The remaining part of the lunar disc will be lit by earthshine; the name astronomers give to sunlight which has reflected off both Earth and moon before reaching your eyes.
With the moon and Jupiter being relatively low in the sky, photographers across our region should be able to capture some lovely pictures.
The moon and Jupiter are in the constellation of Sagittarius. At the time our chart is drawn, our closest celestial neighbour is just over 390,000km from us. Jupiter is considerably more distant; it is more than 800 million km from Earth.
While this conjunction can be enjoyed with the naked eye, a pair of binoculars, or, better still, a telescope will definitely enhance the experience. For example, if you scan the moon's northwestern quarter, the bright crater Aristarchus will be close to the line between lunar day and night (astronomers call this line the terminator).
If you turn your telescope towards Jupiter, all four major moons will be easy to see, with two on each side of the planet. If you look carefully, you should also be able to pick out Jupiter's great red spot. This enormous 400-year-old anticyclonic storm transits the centre of the planet's disc at 5.26am.
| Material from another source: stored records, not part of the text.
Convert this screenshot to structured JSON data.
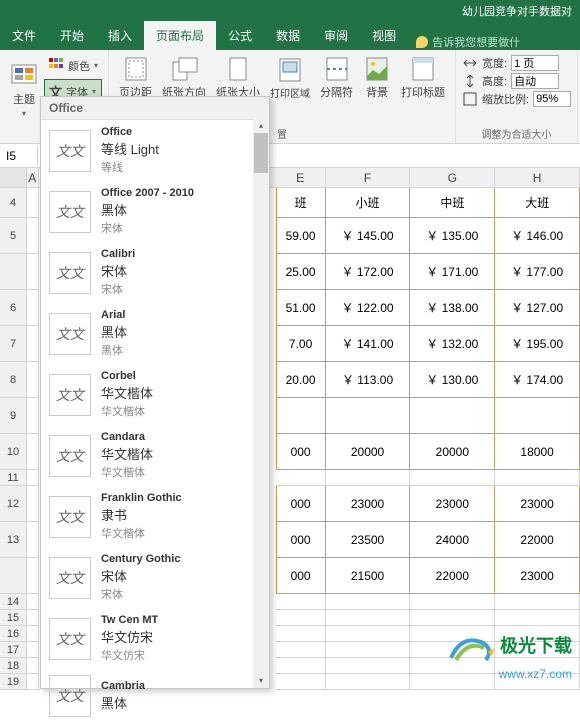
{
  "titlebar": {
    "doc_title": "幼儿园竞争对手数据对"
  },
  "tabs": {
    "file": "文件",
    "home": "开始",
    "insert": "插入",
    "layout": "页面布局",
    "formulas": "公式",
    "data": "数据",
    "review": "审阅",
    "view": "视图",
    "tell_me": "告诉我您想要做什"
  },
  "ribbon": {
    "themes": {
      "label": "主题",
      "colors": "颜色",
      "fonts": "字体"
    },
    "page_setup": {
      "margins": "页边距",
      "orientation": "纸张方向",
      "size": "纸张大小",
      "print_area": "打印区域",
      "breaks": "分隔符",
      "background": "背景",
      "print_titles": "打印标题",
      "group_label": "置"
    },
    "scale": {
      "width_label": "宽度:",
      "width_value": "1 页",
      "height_label": "高度:",
      "height_value": "自动",
      "scale_label": "缩放比例:",
      "scale_value": "95%",
      "group_label": "调整为合适大小"
    }
  },
  "namebox": {
    "ref": "I5"
  },
  "font_dropdown": {
    "header": "Office",
    "preview_text": "文文",
    "items": [
      {
        "group": "Office",
        "display1": "等线 Light",
        "display2": "等线"
      },
      {
        "group": "Office 2007 - 2010",
        "display1": "黑体",
        "display2": "宋体"
      },
      {
        "group": "Calibri",
        "display1": "宋体",
        "display2": "宋体"
      },
      {
        "group": "Arial",
        "display1": "黑体",
        "display2": "黑体"
      },
      {
        "group": "Corbel",
        "display1": "华文楷体",
        "display2": "华文楷体"
      },
      {
        "group": "Candara",
        "display1": "华文楷体",
        "display2": "华文楷体"
      },
      {
        "group": "Franklin Gothic",
        "display1": "隶书",
        "display2": "华文楷体"
      },
      {
        "group": "Century Gothic",
        "display1": "宋体",
        "display2": "宋体"
      },
      {
        "group": "Tw Cen MT",
        "display1": "华文仿宋",
        "display2": "华文仿宋"
      },
      {
        "group": "Cambria",
        "display1": "黑体",
        "display2": ""
      }
    ]
  },
  "sheet": {
    "columns": [
      "A",
      "E",
      "F",
      "G",
      "H"
    ],
    "col_widths": {
      "A": 12,
      "E": 80,
      "F": 88,
      "G": 88,
      "H": 88
    },
    "row_heights": {
      "r4": 30,
      "r5": 36,
      "r5b": 36,
      "r6": 36,
      "r7": 36,
      "r8": 36,
      "r9": 36,
      "r10": 36,
      "r11": 16,
      "r12": 36,
      "r13": 36,
      "r13b": 36,
      "r14": 16,
      "r15": 16,
      "r16": 16,
      "r17": 16,
      "r18": 16,
      "r19": 16
    },
    "headers_row4": {
      "E": "班",
      "F": "小班",
      "G": "中班",
      "H": "大班"
    },
    "rows": [
      {
        "n": "5",
        "E": "59.00",
        "F": "￥ 145.00",
        "G": "￥ 135.00",
        "H": "￥ 146.00"
      },
      {
        "n": "",
        "E": "25.00",
        "F": "￥ 172.00",
        "G": "￥ 171.00",
        "H": "￥ 177.00"
      },
      {
        "n": "6",
        "E": "51.00",
        "F": "￥ 122.00",
        "G": "￥ 138.00",
        "H": "￥ 127.00"
      },
      {
        "n": "7",
        "E": "7.00",
        "F": "￥ 141.00",
        "G": "￥ 132.00",
        "H": "￥ 195.00"
      },
      {
        "n": "8",
        "E": "20.00",
        "F": "￥ 113.00",
        "G": "￥ 130.00",
        "H": "￥ 174.00"
      },
      {
        "n": "9",
        "E": "",
        "F": "",
        "G": "",
        "H": ""
      }
    ],
    "section2": [
      {
        "n": "10",
        "E": "000",
        "F": "20000",
        "G": "20000",
        "H": "18000"
      },
      {
        "n": "11",
        "E": "",
        "F": "",
        "G": "",
        "H": ""
      },
      {
        "n": "12",
        "E": "000",
        "F": "23000",
        "G": "23000",
        "H": "23000"
      },
      {
        "n": "13",
        "E": "000",
        "F": "23500",
        "G": "24000",
        "H": "22000"
      },
      {
        "n": "",
        "E": "000",
        "F": "21500",
        "G": "22000",
        "H": "23000"
      }
    ],
    "tail_rows": [
      "14",
      "15",
      "16",
      "17",
      "18",
      "19"
    ]
  },
  "watermark": {
    "brand": "极光下载",
    "url": "www.xz7.com"
  }
}
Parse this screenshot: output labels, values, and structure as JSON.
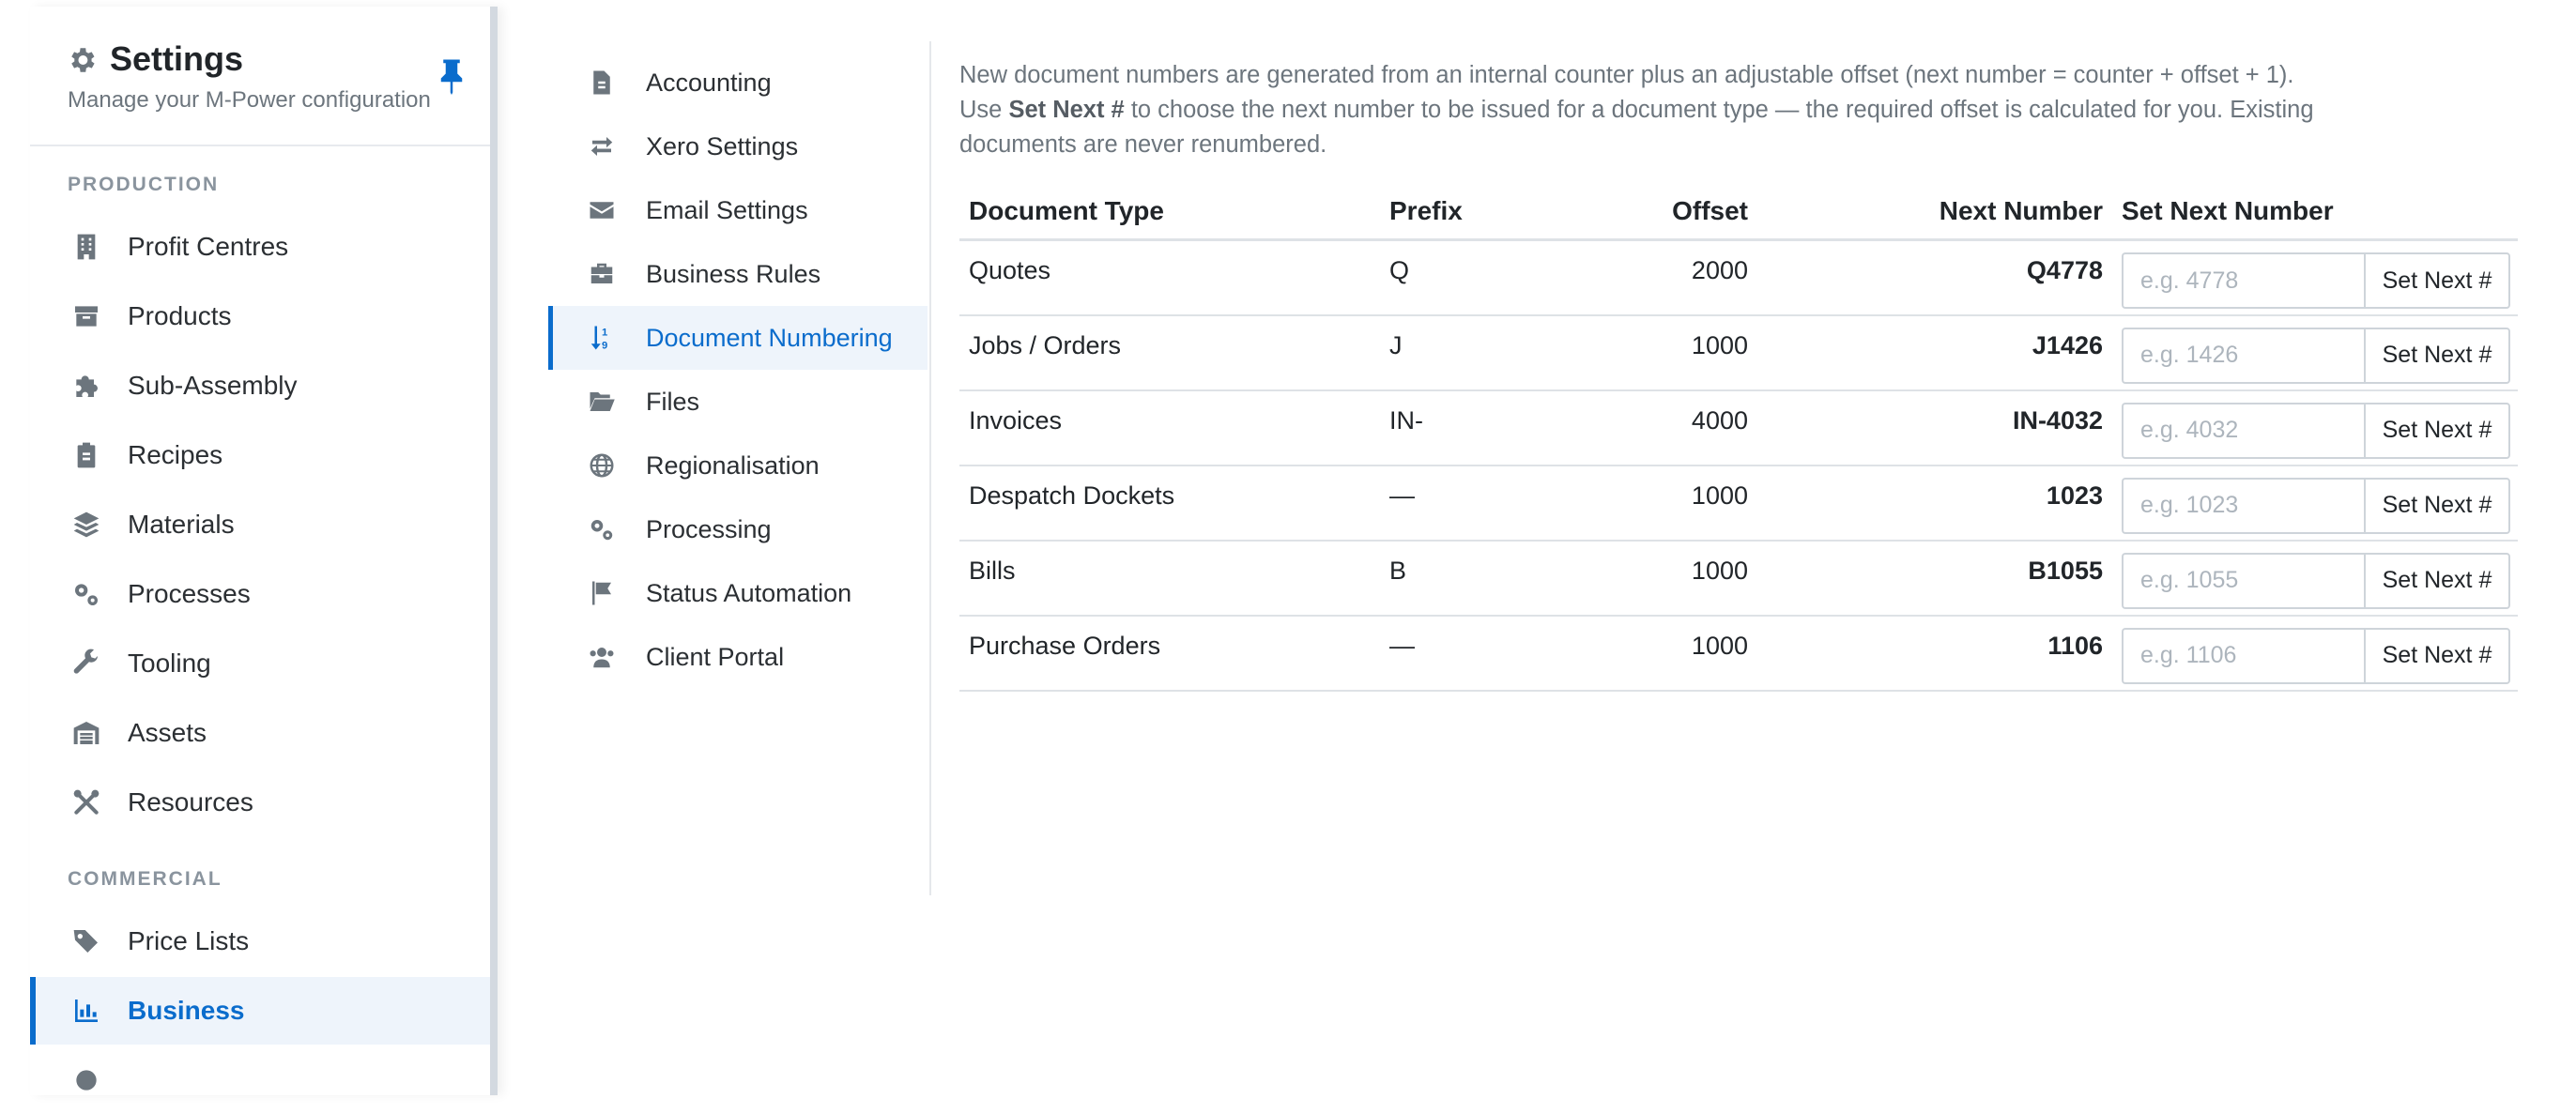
{
  "sidebar": {
    "title": "Settings",
    "subtitle": "Manage your M-Power configuration",
    "sections": [
      {
        "label": "PRODUCTION",
        "items": [
          {
            "label": "Profit Centres",
            "icon": "building-icon"
          },
          {
            "label": "Products",
            "icon": "box-icon"
          },
          {
            "label": "Sub-Assembly",
            "icon": "puzzle-icon"
          },
          {
            "label": "Recipes",
            "icon": "clipboard-icon"
          },
          {
            "label": "Materials",
            "icon": "layers-icon"
          },
          {
            "label": "Processes",
            "icon": "cogs-icon"
          },
          {
            "label": "Tooling",
            "icon": "wrench-icon"
          },
          {
            "label": "Assets",
            "icon": "warehouse-icon"
          },
          {
            "label": "Resources",
            "icon": "tools-icon"
          }
        ]
      },
      {
        "label": "COMMERCIAL",
        "items": [
          {
            "label": "Price Lists",
            "icon": "tags-icon"
          },
          {
            "label": "Business",
            "icon": "chart-icon",
            "active": true
          }
        ]
      }
    ]
  },
  "subnav": {
    "items": [
      {
        "label": "Accounting",
        "icon": "file-icon"
      },
      {
        "label": "Xero Settings",
        "icon": "exchange-icon"
      },
      {
        "label": "Email Settings",
        "icon": "envelope-icon"
      },
      {
        "label": "Business Rules",
        "icon": "briefcase-icon"
      },
      {
        "label": "Document Numbering",
        "icon": "sort-numeric-icon",
        "active": true
      },
      {
        "label": "Files",
        "icon": "folder-open-icon"
      },
      {
        "label": "Regionalisation",
        "icon": "globe-icon"
      },
      {
        "label": "Processing",
        "icon": "cogs-icon"
      },
      {
        "label": "Status Automation",
        "icon": "flag-icon"
      },
      {
        "label": "Client Portal",
        "icon": "users-icon"
      }
    ]
  },
  "main": {
    "intro": {
      "text_a": "New document numbers are generated from an internal counter plus an adjustable offset (next number = counter + offset + 1). Use ",
      "bold": "Set Next #",
      "text_b": " to choose the next number to be issued for a document type — the required offset is calculated for you. Existing documents are never renumbered."
    },
    "table": {
      "headers": {
        "document_type": "Document Type",
        "prefix": "Prefix",
        "offset": "Offset",
        "next_number": "Next Number",
        "set_next_number": "Set Next Number"
      },
      "button_label": "Set Next #",
      "rows": [
        {
          "document_type": "Quotes",
          "prefix": "Q",
          "offset": "2000",
          "next_number": "Q4778",
          "placeholder": "e.g. 4778"
        },
        {
          "document_type": "Jobs / Orders",
          "prefix": "J",
          "offset": "1000",
          "next_number": "J1426",
          "placeholder": "e.g. 1426"
        },
        {
          "document_type": "Invoices",
          "prefix": "IN-",
          "offset": "4000",
          "next_number": "IN-4032",
          "placeholder": "e.g. 4032"
        },
        {
          "document_type": "Despatch Dockets",
          "prefix": "—",
          "offset": "1000",
          "next_number": "1023",
          "placeholder": "e.g. 1023"
        },
        {
          "document_type": "Bills",
          "prefix": "B",
          "offset": "1000",
          "next_number": "B1055",
          "placeholder": "e.g. 1055"
        },
        {
          "document_type": "Purchase Orders",
          "prefix": "—",
          "offset": "1000",
          "next_number": "1106",
          "placeholder": "e.g. 1106"
        }
      ]
    }
  },
  "colors": {
    "accent": "#0a6ccc",
    "icon_gray": "#6c757d",
    "active_bg": "#eef4fb"
  }
}
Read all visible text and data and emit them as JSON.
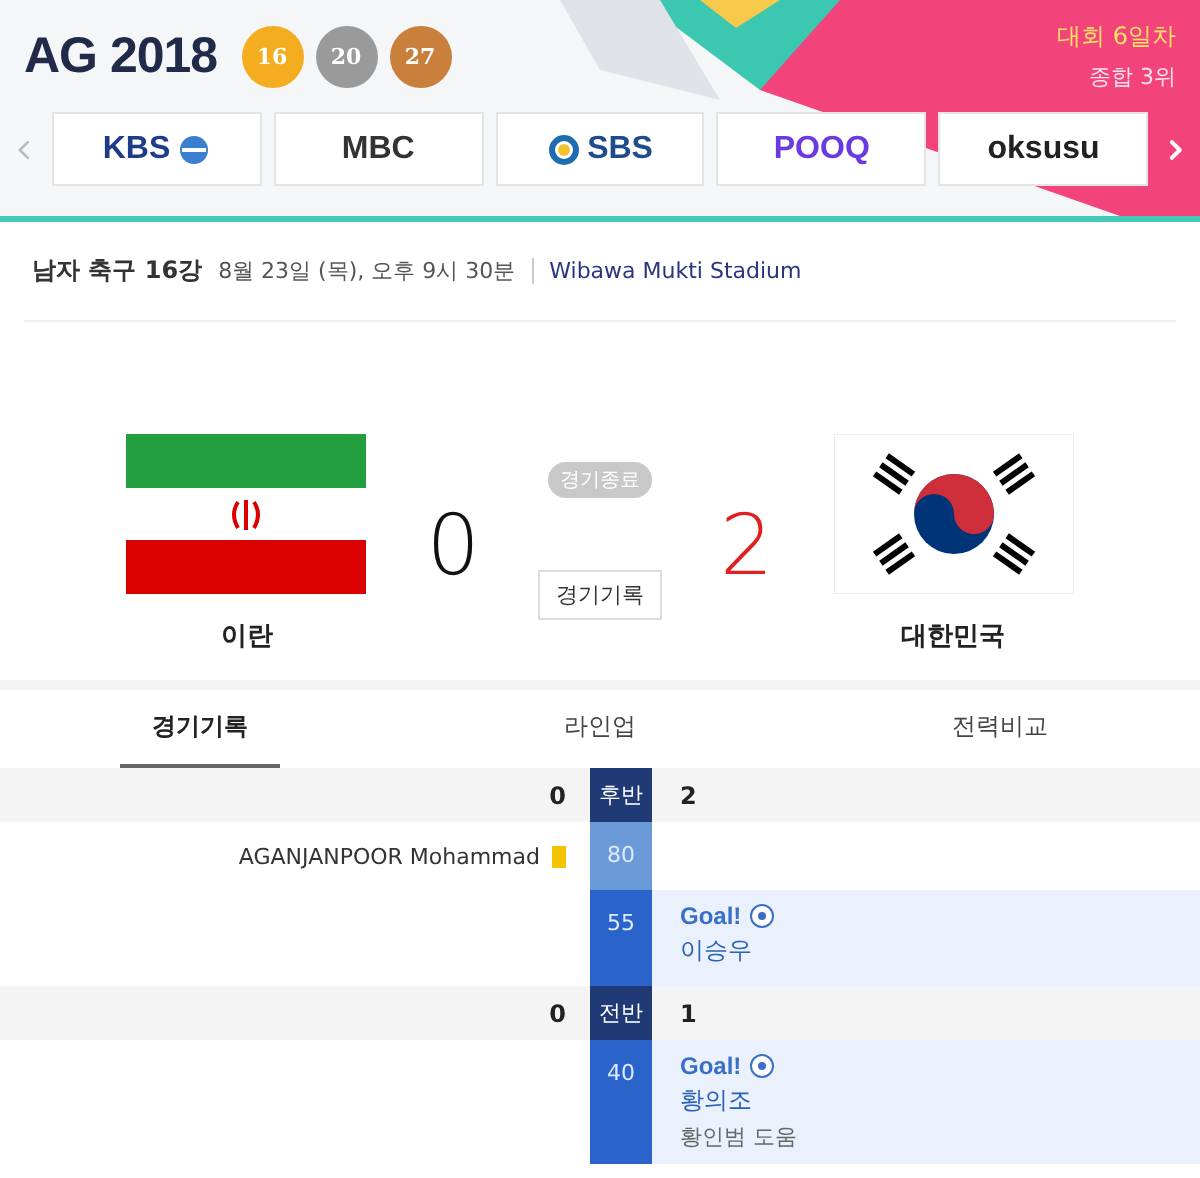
{
  "header": {
    "logo": "AG 2018",
    "medals": [
      {
        "kind": "gold",
        "count": "16"
      },
      {
        "kind": "silver",
        "count": "20"
      },
      {
        "kind": "bronze",
        "count": "27"
      }
    ],
    "day": "대회 6일차",
    "rank": "종합 3위"
  },
  "broadcasters": [
    {
      "name": "KBS",
      "kind": "kbs"
    },
    {
      "name": "MBC",
      "kind": "mbc"
    },
    {
      "name": "SBS",
      "kind": "sbs"
    },
    {
      "name": "POOQ",
      "kind": "pooq"
    },
    {
      "name": "oksusu",
      "kind": "oksusu"
    }
  ],
  "match": {
    "title": "남자 축구 16강",
    "date": "8월 23일 (목), 오후 9시 30분",
    "venue": "Wibawa Mukti Stadium",
    "status": "경기종료",
    "record_button": "경기기록"
  },
  "home": {
    "name": "이란",
    "score": "0",
    "kind": "iran",
    "winner": false
  },
  "away": {
    "name": "대한민국",
    "score": "2",
    "kind": "korea",
    "winner": true
  },
  "tabs": [
    {
      "label": "경기기록",
      "selected": true
    },
    {
      "label": "라인업",
      "selected": false
    },
    {
      "label": "전력비교",
      "selected": false
    }
  ],
  "timeline": [
    {
      "label": "후반",
      "home": "0",
      "away": "2",
      "events": [
        {
          "minute": "80",
          "home": {
            "kind": "card",
            "player": "AGANJANPOOR Mohammad"
          }
        },
        {
          "minute": "55",
          "away": {
            "kind": "goal",
            "title": "Goal!",
            "player": "이승우"
          }
        }
      ]
    },
    {
      "label": "전반",
      "home": "0",
      "away": "1",
      "events": [
        {
          "minute": "40",
          "away": {
            "kind": "goal",
            "title": "Goal!",
            "player": "황의조",
            "assist": "황인범 도움"
          }
        }
      ]
    }
  ]
}
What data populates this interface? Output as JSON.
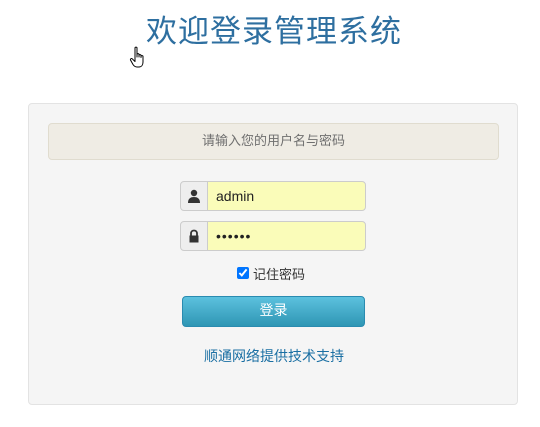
{
  "header": {
    "title": "欢迎登录管理系统"
  },
  "alert": {
    "message": "请输入您的用户名与密码"
  },
  "form": {
    "username_value": "admin",
    "password_value": "••••••",
    "remember_label": "记住密码",
    "remember_checked": true,
    "login_label": "登录"
  },
  "footer": {
    "support_text": "顺通网络提供技术支持"
  },
  "icons": {
    "user": "user-icon",
    "lock": "lock-icon",
    "cursor": "hand-pointer-icon"
  },
  "colors": {
    "title": "#2e6fa0",
    "button": "#3aa7c8",
    "input_bg": "#fafcb9",
    "link": "#1a6fa3"
  }
}
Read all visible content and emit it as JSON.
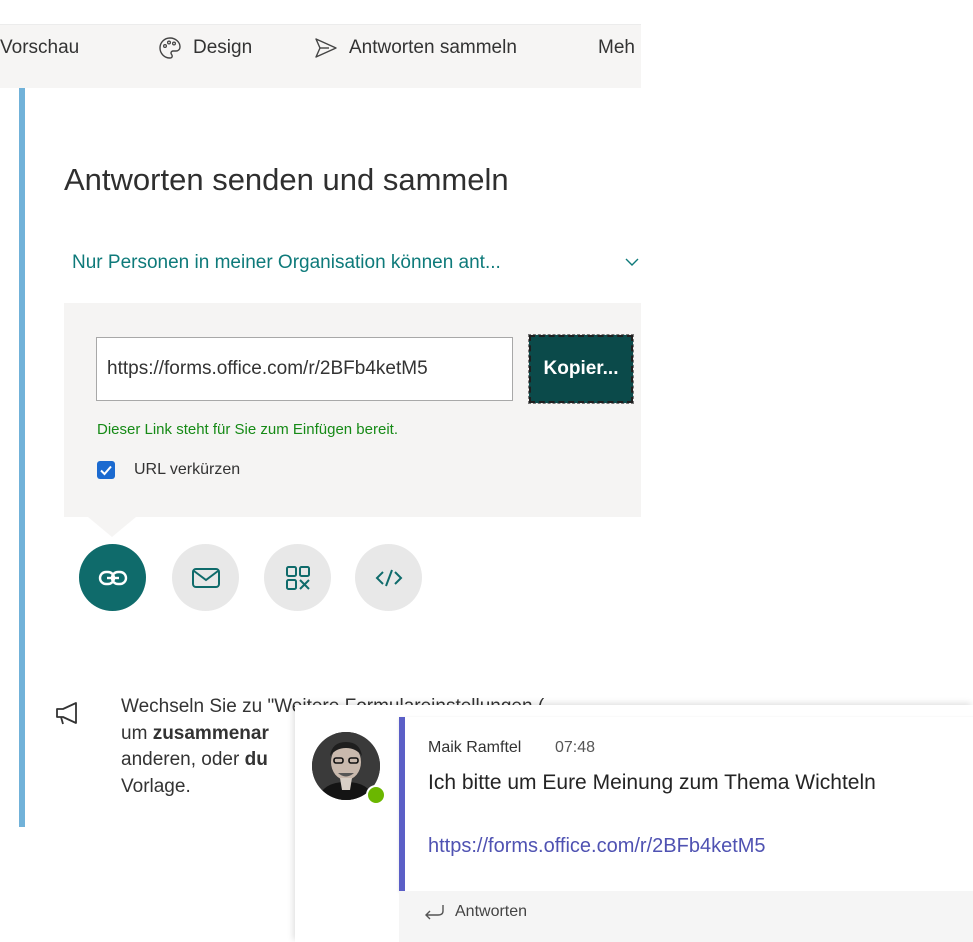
{
  "toolbar": {
    "preview_label": "Vorschau",
    "design_label": "Design",
    "collect_label": "Antworten sammeln",
    "more_label": "Meh"
  },
  "panel": {
    "title": "Antworten senden und sammeln",
    "audience_dropdown": "Nur Personen in meiner Organisation können ant...",
    "url_value": "https://forms.office.com/r/2BFb4ketM5",
    "copy_label": "Kopier...",
    "ready_text": "Dieser Link steht für Sie zum Einfügen bereit.",
    "shorten_label": "URL verkürzen",
    "shorten_checked": true,
    "share_options": [
      "link-icon",
      "mail-icon",
      "qr-code-icon",
      "embed-code-icon"
    ],
    "tip": {
      "line1": "Wechseln Sie zu \"Weitere Formulareinstellungen (",
      "line2_prefix": "um ",
      "line2_bold": "zusammenar",
      "line3_prefix": "anderen, oder ",
      "line3_bold": "du",
      "line4": "Vorlage."
    }
  },
  "teams_message": {
    "author": "Maik Ramftel",
    "time": "07:48",
    "text": "Ich bitte um Eure Meinung zum Thema Wichteln",
    "link": "https://forms.office.com/r/2BFb4ketM5",
    "reply_label": "Antworten",
    "presence": "available"
  },
  "colors": {
    "accent_bar": "#71b2d9",
    "teal": "#0f6b6b",
    "copy_button": "#0b4a4a",
    "ready_green": "#168a16",
    "teams_purple": "#5b5fc7"
  }
}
Jupiter and the moon aren't the only solar-system objects on view in Sagittarius. As the chart shows, both Mars and Saturn are also moving through the constellation at the moment. The red planet can be found to the left of the teapot, while yellow-coloured Saturn is lower in the sky.